M8-S13: Particle Accelerators in Physics

  • investigate the operation and role of particle accelerators in obtaining evidence that tests and/or validates aspects of theories, including the Standard Model of matter (ACSPH120, ACSPH121, ACSPH122, ACSPH146)

 

Operation of Particle Accelerators

To better understand matter, physicists examine the components of the atoms. Using particle accelerators, they separate the atom into its components by inputting large amounts of energy. This enables charged particles to accelerated to very high velocities using electric fields and/or magnetic fields.

 

There are three main kinds of particle accelerator:

  


  • Linear: a long track down which a particle is propelled. Particles pass through a series of tubes where alternating electrical potentials help accelerate the particle.
    • Linear accelerators’ lengthy structure places limitations on the speed at which a particle can be accelerated up to. Thus, although it is simple in design, it is not used very often.

 


  • Cyclotron: a high frequency AC current is used to produce a magnetic field that causes the electron/particle to accelerate in a spiral. The charged particle is accelerated between the two semicircular regions by an electric field. This design reduces the size of the accelerator, while still using relatively simple equipment.

 

 

 

  • Synchrotron: the most modern and powerful form of particle accelerators. Synchrotrons are adapted from cyclotrons but instead consist of a close circular loop path.
    • Synchrotrons accelerate particles using magnetic fields which increase in strength as a particle’s kinetic energy increases. Hence, the magnetic field synchronises with the particle.
    • Synchrotrons are more effective than cyclotrons because the constantly adapting magnetic fields account for a particle’s relativistic mass (also momentum). Therefore, this set-up allows particles to reach speeds just under the speed of light.
    • Magnetic fields in a synchrotron change with time such that the circular path of a particle remains constant during its acceleration. This is another distinction from cyclotrons where a particle’s path change in radius (hence the need for a disk-like structure).
    • Unlike cyclotrons, synchrotrons cannot accelerate stationary particles due to their sole reliance on magnetic fields.
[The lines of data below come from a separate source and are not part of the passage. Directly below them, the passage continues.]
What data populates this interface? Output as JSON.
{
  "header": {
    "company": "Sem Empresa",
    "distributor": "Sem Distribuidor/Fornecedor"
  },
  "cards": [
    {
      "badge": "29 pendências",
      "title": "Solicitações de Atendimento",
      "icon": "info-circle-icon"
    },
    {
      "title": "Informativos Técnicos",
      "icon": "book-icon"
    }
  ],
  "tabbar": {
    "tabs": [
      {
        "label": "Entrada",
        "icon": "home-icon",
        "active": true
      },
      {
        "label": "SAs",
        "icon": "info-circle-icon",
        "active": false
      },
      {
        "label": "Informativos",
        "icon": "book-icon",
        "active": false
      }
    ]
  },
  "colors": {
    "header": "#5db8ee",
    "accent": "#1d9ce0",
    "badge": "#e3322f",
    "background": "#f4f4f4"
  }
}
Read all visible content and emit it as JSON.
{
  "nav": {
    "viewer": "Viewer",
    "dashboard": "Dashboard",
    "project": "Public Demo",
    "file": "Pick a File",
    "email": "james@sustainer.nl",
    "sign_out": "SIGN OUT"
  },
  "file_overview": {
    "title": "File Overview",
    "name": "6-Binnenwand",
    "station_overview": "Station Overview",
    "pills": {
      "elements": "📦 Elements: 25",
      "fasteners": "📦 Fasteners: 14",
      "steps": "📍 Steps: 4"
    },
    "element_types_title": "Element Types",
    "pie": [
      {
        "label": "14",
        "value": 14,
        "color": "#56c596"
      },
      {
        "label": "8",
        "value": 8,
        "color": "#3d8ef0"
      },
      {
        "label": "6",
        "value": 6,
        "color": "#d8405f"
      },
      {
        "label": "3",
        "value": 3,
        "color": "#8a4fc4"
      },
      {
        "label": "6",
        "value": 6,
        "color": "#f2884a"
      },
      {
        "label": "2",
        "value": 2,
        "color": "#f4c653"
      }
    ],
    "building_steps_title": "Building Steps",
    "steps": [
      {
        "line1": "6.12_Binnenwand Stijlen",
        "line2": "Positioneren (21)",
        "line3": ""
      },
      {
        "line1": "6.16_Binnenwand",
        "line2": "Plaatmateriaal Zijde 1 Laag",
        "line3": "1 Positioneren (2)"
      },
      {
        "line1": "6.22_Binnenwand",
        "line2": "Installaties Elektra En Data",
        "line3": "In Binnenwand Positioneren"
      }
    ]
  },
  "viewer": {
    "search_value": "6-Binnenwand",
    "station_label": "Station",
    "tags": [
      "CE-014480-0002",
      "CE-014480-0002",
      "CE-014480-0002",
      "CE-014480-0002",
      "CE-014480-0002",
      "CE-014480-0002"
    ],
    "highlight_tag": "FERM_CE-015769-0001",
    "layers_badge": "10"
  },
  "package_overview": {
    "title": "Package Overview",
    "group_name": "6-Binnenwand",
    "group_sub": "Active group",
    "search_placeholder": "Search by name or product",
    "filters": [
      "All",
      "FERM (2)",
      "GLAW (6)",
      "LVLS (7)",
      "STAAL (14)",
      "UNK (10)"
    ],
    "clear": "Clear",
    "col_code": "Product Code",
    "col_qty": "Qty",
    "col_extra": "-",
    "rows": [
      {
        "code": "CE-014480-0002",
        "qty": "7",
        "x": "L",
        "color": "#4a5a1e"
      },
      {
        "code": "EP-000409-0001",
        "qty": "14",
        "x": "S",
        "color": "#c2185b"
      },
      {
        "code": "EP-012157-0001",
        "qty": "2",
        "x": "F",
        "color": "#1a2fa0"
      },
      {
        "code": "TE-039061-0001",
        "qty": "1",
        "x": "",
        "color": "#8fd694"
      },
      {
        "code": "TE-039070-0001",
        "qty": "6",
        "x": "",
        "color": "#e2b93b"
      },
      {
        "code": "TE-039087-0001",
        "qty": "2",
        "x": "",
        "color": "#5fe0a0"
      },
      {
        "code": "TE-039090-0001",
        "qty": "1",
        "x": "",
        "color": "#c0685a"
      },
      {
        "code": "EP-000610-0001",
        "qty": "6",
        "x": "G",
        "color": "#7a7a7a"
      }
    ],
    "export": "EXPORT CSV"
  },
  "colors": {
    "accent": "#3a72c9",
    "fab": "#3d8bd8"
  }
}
As such, linear accelerators are typically used to produce pre-accelerated particles.
    • The largest synchrotron (large hadron colliders) is 27 km in circumference.

 

Role of Particle Accelerators

Particle accelerators create new particles by colliding pre-existing particles head-on. The advantage of a head-on collision is that the initial total momentum is zero (or negligible) as the momenta of the particles cancel each other out. Thus, final momentum is also zero (or negligible) allowing the energy of the particles to go into a nuclear reaction. The collision of particles and their consequent splitting allows physicists to study:

 

  • Forces between fundamental particles. Through this, it is possible to study the behaviour and range of the strong nuclear force by observing how bombarding particles are scattered when they interact with strong force.
  • The nature of fundamental particles. To determine their properties (mass, structure, forces which bind them), particles are accelerated to very high velocities such that their de Broglie wavelength is short enough to probe protons/neutrons etc. This produced evidence for the Standard Model of Matter.
  • The nature of matter at the time of the Big Bang – high energy situations can be simulated in particle accelerators. However, this method has not been successful in showing why the symmetry between matter and anti-matter production was broken during early stages of the Universe.
  • The production of new radioisotopes when bombarding particles are absorbed.
  • The energy changes which occur when particles react together.

 

Previous section: Evidence for the Standard Model of Matter